Data under study:
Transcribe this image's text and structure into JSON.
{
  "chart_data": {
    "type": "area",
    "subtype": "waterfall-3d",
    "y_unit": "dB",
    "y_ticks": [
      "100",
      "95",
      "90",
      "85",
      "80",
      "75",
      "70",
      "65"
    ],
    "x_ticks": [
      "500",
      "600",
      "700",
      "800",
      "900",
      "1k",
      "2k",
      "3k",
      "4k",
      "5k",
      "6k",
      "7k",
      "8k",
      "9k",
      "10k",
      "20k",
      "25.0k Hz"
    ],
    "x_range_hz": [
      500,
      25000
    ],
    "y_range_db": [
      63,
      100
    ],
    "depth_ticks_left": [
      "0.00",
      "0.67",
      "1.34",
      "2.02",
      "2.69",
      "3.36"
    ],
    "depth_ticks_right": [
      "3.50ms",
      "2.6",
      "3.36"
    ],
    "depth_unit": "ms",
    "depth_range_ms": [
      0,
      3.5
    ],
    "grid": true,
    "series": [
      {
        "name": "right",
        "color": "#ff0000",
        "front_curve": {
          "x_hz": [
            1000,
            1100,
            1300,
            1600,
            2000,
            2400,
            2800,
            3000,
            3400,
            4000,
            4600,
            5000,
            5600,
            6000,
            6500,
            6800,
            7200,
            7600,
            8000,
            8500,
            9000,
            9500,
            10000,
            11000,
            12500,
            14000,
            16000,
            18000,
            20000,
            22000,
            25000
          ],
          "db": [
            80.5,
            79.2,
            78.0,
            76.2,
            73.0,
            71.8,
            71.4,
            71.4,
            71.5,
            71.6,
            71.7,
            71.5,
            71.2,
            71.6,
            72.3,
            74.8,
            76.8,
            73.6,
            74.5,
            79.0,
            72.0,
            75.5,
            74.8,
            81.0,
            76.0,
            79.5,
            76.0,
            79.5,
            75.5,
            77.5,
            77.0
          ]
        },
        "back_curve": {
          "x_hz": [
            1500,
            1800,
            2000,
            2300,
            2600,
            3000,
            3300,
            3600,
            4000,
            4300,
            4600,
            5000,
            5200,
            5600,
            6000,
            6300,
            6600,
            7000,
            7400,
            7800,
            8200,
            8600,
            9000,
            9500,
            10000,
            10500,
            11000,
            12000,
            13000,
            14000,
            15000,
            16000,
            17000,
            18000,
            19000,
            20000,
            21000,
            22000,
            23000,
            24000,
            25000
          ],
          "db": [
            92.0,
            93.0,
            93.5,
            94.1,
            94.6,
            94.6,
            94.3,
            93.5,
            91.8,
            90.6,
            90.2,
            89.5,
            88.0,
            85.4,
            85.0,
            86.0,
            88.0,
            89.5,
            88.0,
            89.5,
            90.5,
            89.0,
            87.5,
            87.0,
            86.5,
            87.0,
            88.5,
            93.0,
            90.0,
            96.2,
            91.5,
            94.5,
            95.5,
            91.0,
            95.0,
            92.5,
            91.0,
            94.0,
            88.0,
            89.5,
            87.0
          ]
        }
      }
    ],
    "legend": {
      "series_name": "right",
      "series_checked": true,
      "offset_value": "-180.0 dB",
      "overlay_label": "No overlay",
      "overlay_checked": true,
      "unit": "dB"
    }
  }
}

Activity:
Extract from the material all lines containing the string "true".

Written answer:
    "grid": true,
      "series_checked": true,
      "overlay_checked": true,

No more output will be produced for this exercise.